Uvurkhangai, Mongolia
July 2016

Full photoset @ Flickr

Sunrise colours started a couple of hours ahead of the actual sunrise across the plains, the horizon lighting up purples and yellows over the distant mountains.

When the brilliant yellow light hits the land finally, filling it with impossibly long shadows, the wandering animals begin to stir and the first movements of the locals emerging from their gers gets the day started. Life moves slowly at the start of the day here, then progresses at a similar speed for the rest of the day. Come to think of it, the end of the day is fairly sedate too.

Mongolian steppes: the morning starts slowly, continues at the same pace during the day and ends much the same way

I go for a walk getting some photos of the herders getting the animals out to pasture and wander out on to the dunes to watch the shapes shift in the sand and the day slowly get started out on the plains.

A couple of hours drive through more wild scenery, alternating between wide open valleys, rolling hills and money mountains. Always the ubiquitous herds of horses, sheep and goats and the white gers break up the otherwise endless green expanse.

At the end of this is the small town of Khurjit, a mix of permanent gers, Siberian-style wooden houses with brightly painted roofs, and the occasional Soviet era building thrown in to the mix. This is as big as towns tend to get outside of the capital which act as a centre for supplies and services for the thousands of nomadic families that live in the region.

Khurjit. The locals were beginning to question the “Annual Road Maintennance” line on the council rates.

Khurjit also marks the end of the sealed road which is where things get a bit more lively. Rather than having a single road to follow, the road splits into several meandering threads which criss-cross and down which several cars vie with each other for pole position as they bounce and slide along the muddy tracks. The vehicles are everything from large 4×4’s to small Toyota hatchbacks and Soviet era vans. I start to feel a bit like I’m in an episode of a Mongolian version of Wacky Races.

A combination of Mongolian roads, Mongolian driving and rock hard suspension ensure you get to stay airborne for as much of the journey as possible. The last thing you hear when boarding a Mongolian bus may well be “enjoy your flight” …

Along the way we come to a cliff with a dark history. Before the second world war there were thousands of Buddhist monasteries in Mongolia. During the Soviet era, Stalin ordered  the Mongolian communist government to destroy almost all the monasteries, the only survivors were the ones that managed to convert to museums. Some 30,000 monks were massacred, and at this spot alone, 100 were thrown to their deaths off the cliff top. For such a serene place of beauty, and with modern Mongolians seemingly being such gentle and spiritual people, it’s hard to imagine such a thing happening here.

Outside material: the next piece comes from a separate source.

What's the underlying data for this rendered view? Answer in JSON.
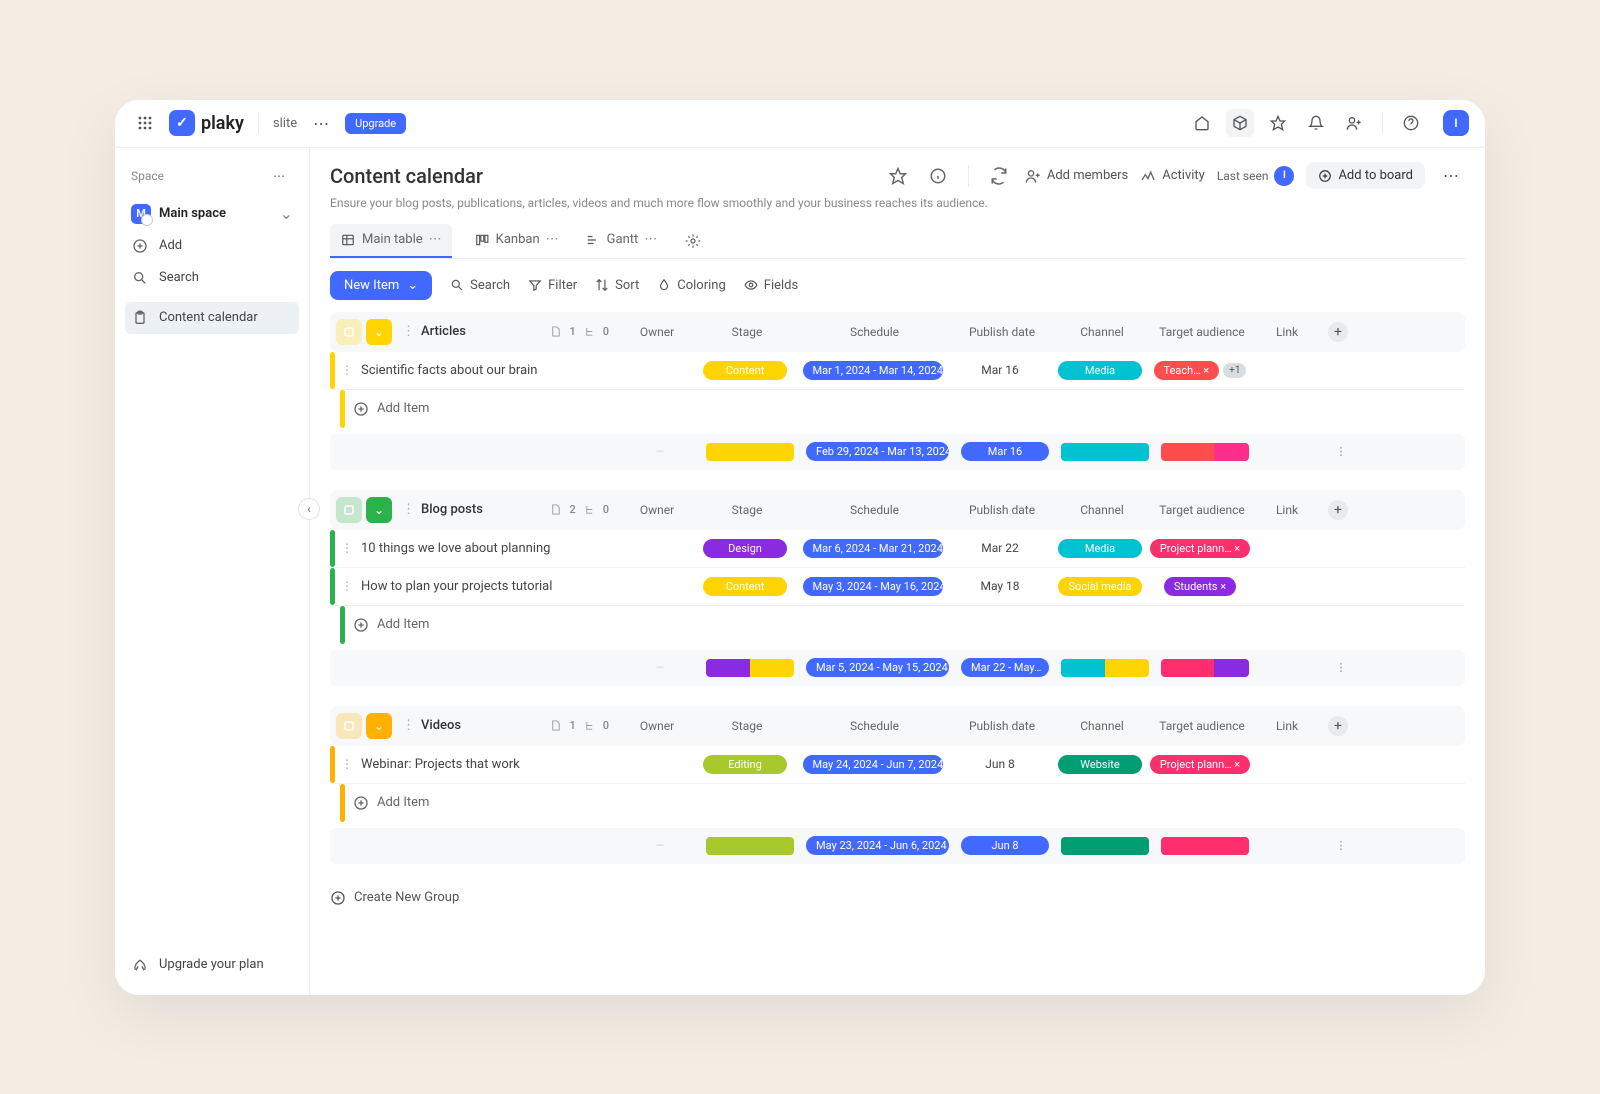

The route to Orkhon Kurkhree, Övörkhangai province, Mongolia
Serene scene with a dark past

What seems like hours of butt pounding road adventures brings me to the head of Orkhon Khürkhree, a beautiful remote valley flanked by Siberian looking spruce forests and filled with a wild river tumbling it’s way towards Lake Baikal in Russia to the north. My family greet me with a bowl of fermented horse milk and dried yak yoghurt, much better than it sounds. A walk along the river is quickly abandoned as lightning strikes the nearby hillside and the skies open.

Lightning struck off the opposite bank a few minutes after this shot … time to be somewhere else in a hurry …

Late evening brings a clear in the weather, enough time to try my hand at yak milking (definitely not as easy as it sounds) and a walk out across the ancient lava fields that fill the valley to watch rainbows and sunset colours.

Home for a couple of nights …